Fuga: Melodies of Steel 2 Review
Fuga: Melodies of Steel 2 is the direct sequel to Fuga: Melodies of Steel, which also makes it the fifth game in the Little Tail Bronx series. This new title is incredibly similar to its predecessor. It has the exact same core gameplay, and uses many of the same assets. This review will piggyback on COGconnected’s review of the original. We’ll focu on the several changes and improvements this sequel makes. If you would like a brief history of the Little Tail Bronx series, and an explanation of the Fuga games’ core mechanics, then click HERE. If you are a fan of Fuga: Melodies of Steel, then Fuga: Melodies of Steel 2 improves a few key elements, and provides more of the same core experience.
The story takes place one year after the events of the first Fuga game. There is an optional story recap for anyone who wants to jump right into Fuga: Melodies of Steel 2, but I highly recommend playing the original game first. This is very much a direct sequel, and the events of the second game won’t have as much impact if the player isn’t familiar with the characters from the first game. There’s a major narrative focus in Fuga: Melodies of Steel 2, and if you’re the kind of player that doesn’t care about being driven by a story, then these games probably aren’t for you.

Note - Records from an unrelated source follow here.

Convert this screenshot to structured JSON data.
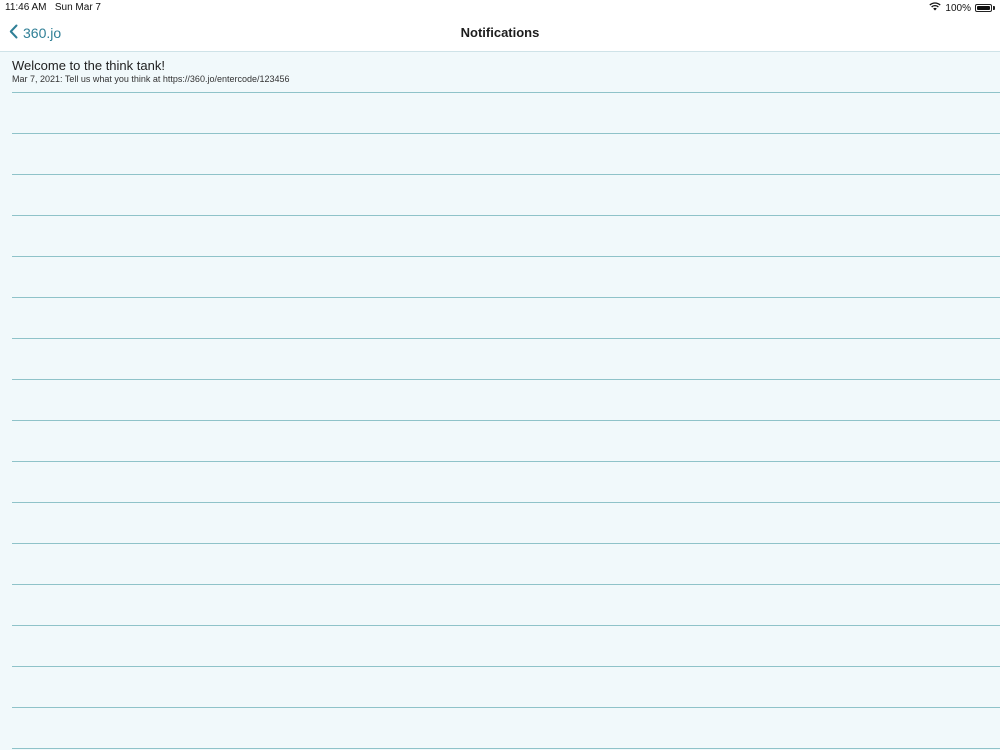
{
  "status_bar": {
    "time": "11:46 AM",
    "date": "Sun Mar 7",
    "battery": "100%",
    "battery_level": 1.0,
    "icons": [
      "wifi-icon",
      "battery-icon"
    ]
  },
  "nav": {
    "back_label": "360.jo",
    "title": "Notifications",
    "accent_color": "#2f7f96"
  },
  "notifications": [
    {
      "title": "Welcome to the think tank!",
      "subtitle": "Mar 7, 2021: Tell us what you think at https://360.jo/entercode/123456"
    }
  ],
  "empty_row_count": 16,
  "colors": {
    "background": "#f1f9fb",
    "separator": "#8fc3c9"
  }
}
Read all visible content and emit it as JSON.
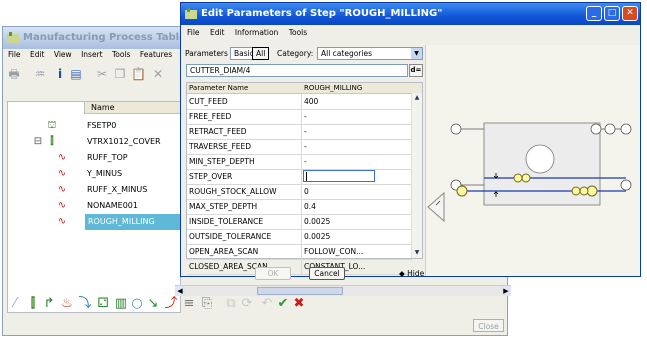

A True Sequel
Fuga: Melodies of Steel 2 begins with the cast of the first game separated from their tank/ home, Taranis. Taranis has been recovered by the military, and the group of child protagonists are asked to help them examine and understand it. While inspecting Taranis’ interior, the tank powers on, trapping half the children inside. It goes on a destructive rampage, and the kids who don’t get trapped board another tank, and pursue their former home, in hopes of rescuing their friends.
The narrative and world building are just as strong in Fuga: Melodies of Steel 2. The character work is much better, partially because we’ve already had a chance to get to know the cast during first game. But it’s also because the melodrama has been slightly toned down. The intense moments are much more believable in Fuga 2. There are also a couple of new mechanics that tie into the narrative, and help the player to connect with the cast.
New Game +
One of the characters, Malt, becomes aware of the losses the children suffer in battle. Every time the player loses a battle, and events are reset to try combat again, Malt is aware of the reset. This allows players to adjust their battle preparations, and also makes Malt aware of all the losses they suffer. He’s aware of every dark timeline. The other mechanic is that Malt has lots of choices he can make through dialogue. These are often tough moral decisions. And the different choices lead towards different endings. Fuga: Melodies of Steel 2 also has a New Game + option, which, combined with the multiple endings, provides a lot more replay value than the original.
The Soul Cannon has been replaced by the Managarm. Originally, the Soul Cannon gave the player the option to choose a character to sacrifice, in order to win a boss fight. The Managarm knocks out a player, without killing them, but the fight won’t yield any EXP. Choosing this option in Fuga: Melodies of Steel 2 has narrative ramifications, and shows a depressed crew between missions. I really loved this, and it made the Managarm feel like a harder choice to make. Players with OCD tendencies like me, will likely not want to use this option, but it’s there if players prefer a faster pace, and constant forward momentum. And it’s interesting to observe how use of the Managarm affects the crew.
My biggest complaint about the Fuga games are that they are very linear. The story literally runs on rails. This aspect is improved in the sequel by adding the airship function, which allows players to travel game maps after completion. Before, players could only move forward, even if there were different paths to explore. The airship allows players to explore the paths they didn’t initially choose, and grind for experience points. It’s a very welcome addition, and makes Fuga 2 feel much meatier than the original.
Fuga: Melodies of Steel 2 looks and plays exactly the same as Fuga: Melodies of Steel. Though there are few changes, they are all key changes that improve the game. They give a it lot more longevity for completionists. I highly recommend playing the original game first, as the second game is a direct sequel. This series is for fans of turn-based JRPGs only, but is well worth playing if you’re at all curious.
***Nintendo Switch code provided by the publisher***
- Much better character driven narrative
- Choices and multiple endings
- Airship exploration
- Lots of reused assets
- Combat is mostly unchanged
- Very linear